While I was still at Plantations I undertook a yearlong course in dog obedience training, followed by an eight- month internship with a local trainer who I respect very much. He teaches a lot of classes, as well as having private clients. I found the behavior aspect of working with private clients far more interesting than teaching classes. By the time I finished my internship, I also had ten years of working with the behaviorists that cycled through the SPCA, developing and implementing behavioral modification programs for “gray” dogs, meaning those who had issues that emerged during their behavioral evaluation. I worked for the SPCA as a behaviorist and trainer for a year and a half after I left Plantations, before several of us on the behavior and training team were laid off due to budget constraints.
I opened my own training business last July and am now working primarily with clients whose dogs have behavioral issues they would like to modify—those that are aggressive towards other dogs; guard food, toys, space, and owners; have terrible door manners; bite and tear clothing when they meet new people, etc. I really enjoy meeting new people and dogs and the minute I enter their home, I lose myself in the intellectual challenge of sorting out what is going on in this particular dog’s mind and how the owner’s behavior plays into that dynamic. I still have four dogs of my own; all are shelter dogs except the pug, Lloyd.
A whole lot has changed for both my family and business (you can see the original story about Todd here). Our family has gotten bigger. My wife Andrea and I have had two more children, Kate (4) and Lauren (2 months), in addition to our son Jack (8). We quickly grew out of our backyard greenhouse and bought some land in Lima on 15A just north of the village in 2013 where we built a large pole barn, four more greenhouses, a retail farm stand, and a large market garden employing up to seven people during the busy season.

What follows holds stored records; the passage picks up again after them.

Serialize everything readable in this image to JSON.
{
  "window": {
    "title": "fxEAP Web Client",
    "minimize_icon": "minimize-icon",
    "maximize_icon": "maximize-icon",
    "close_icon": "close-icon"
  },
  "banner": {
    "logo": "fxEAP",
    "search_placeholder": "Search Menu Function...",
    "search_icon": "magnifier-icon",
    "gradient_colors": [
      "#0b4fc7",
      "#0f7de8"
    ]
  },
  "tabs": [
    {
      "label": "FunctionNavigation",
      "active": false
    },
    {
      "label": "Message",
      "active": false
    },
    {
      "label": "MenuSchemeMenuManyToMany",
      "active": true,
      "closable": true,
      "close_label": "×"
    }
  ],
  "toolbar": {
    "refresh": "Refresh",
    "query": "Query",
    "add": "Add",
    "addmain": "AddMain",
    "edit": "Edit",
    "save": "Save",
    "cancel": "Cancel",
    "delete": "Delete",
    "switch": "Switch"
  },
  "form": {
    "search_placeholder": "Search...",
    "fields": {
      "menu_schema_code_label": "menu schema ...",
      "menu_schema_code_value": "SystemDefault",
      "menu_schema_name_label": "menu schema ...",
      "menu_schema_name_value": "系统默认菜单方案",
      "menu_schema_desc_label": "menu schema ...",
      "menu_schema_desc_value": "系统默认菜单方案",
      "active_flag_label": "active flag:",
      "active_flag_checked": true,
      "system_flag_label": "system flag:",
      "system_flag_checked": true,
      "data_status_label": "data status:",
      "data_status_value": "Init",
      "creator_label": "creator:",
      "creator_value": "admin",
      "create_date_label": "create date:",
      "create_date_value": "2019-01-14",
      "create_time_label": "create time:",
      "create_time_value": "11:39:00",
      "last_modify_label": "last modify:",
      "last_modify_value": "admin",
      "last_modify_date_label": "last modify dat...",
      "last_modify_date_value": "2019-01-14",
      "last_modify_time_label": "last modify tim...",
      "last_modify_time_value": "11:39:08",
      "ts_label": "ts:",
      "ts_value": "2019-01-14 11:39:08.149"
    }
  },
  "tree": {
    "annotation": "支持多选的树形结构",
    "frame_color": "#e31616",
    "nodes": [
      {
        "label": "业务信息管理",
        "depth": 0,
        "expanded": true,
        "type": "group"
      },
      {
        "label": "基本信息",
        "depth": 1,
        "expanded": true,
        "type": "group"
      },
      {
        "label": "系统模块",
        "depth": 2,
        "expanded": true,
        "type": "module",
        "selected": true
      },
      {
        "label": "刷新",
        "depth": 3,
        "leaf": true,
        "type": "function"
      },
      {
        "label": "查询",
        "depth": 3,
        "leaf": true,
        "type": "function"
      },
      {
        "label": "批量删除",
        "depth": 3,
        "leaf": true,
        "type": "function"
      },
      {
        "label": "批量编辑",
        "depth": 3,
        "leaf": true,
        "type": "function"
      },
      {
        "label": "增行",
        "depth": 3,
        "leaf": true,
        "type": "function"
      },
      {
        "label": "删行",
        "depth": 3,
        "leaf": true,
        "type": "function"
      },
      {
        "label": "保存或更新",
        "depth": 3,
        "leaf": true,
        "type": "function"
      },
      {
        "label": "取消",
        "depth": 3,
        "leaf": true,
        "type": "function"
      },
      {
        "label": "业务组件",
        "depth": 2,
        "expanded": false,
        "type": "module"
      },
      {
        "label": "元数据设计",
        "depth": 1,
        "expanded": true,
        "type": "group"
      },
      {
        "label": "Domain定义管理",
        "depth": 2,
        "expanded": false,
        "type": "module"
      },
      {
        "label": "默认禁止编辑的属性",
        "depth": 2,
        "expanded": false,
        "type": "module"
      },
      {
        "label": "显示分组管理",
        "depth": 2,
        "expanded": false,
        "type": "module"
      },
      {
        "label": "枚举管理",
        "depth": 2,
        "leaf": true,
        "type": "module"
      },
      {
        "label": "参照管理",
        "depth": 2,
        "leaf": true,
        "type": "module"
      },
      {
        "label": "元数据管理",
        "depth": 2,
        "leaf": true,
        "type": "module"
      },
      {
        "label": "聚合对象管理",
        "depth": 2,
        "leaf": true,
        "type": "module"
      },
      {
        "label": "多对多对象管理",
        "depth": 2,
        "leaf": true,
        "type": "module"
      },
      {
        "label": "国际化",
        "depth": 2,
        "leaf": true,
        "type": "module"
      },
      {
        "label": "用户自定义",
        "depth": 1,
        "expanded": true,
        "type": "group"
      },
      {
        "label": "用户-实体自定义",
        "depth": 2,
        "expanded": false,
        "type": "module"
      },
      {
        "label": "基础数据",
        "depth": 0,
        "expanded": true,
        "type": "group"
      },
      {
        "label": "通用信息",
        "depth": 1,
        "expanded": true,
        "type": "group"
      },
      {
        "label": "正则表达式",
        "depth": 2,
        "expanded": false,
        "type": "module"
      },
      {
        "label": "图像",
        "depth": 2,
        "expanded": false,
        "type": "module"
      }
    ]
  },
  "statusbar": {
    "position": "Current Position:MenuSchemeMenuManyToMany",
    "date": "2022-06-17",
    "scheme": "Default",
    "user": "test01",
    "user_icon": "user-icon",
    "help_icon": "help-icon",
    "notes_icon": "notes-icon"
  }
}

Organic herb and vegetable transplants for home gardeners are still the cornerstone of our business, though we are coming full circle back to ornamentals. We now grow over 500 herb, vegetable, ornamental annual, perennial, fruit, and succulent varieties and offer about 75 of these to wholesale customers in our custom printed pots under our “The Living Earth” brand.
Our commitment to sustainable growing has continued to develop, as we became Certified Organic through NOFA-NY in 2011. We still make our organic compost-based potting soil, which we now sell through retail outlets under our “The Living Earth” brand. We supply dozens of organic farmers, garden centers, and natural food stores in our area, including the Wegmans Organic Farm in Canandaigua.
Our approach to growing is fundamentally the same: We embrace all life and trust the wisdom of nature in our growing processes. We provide our plants with the best growing conditions as possible so that they can better defend themselves. We’ve expanded heavily into growing produce at our new farm and will be building our first high tunnel later this year to extend our season. Growing organic produce for market has catapulted my interest in the soil web of life to almost an obsession. The “Farmer To Farmer” podcast as well as newly published books by young organic farmers inspired by Eliot Coleman has sent me down an organic farming rabbit hole I didn’t know existed.
Michelle Sutton (michellejudysutton.com) is a horticulturist, writer, and editor.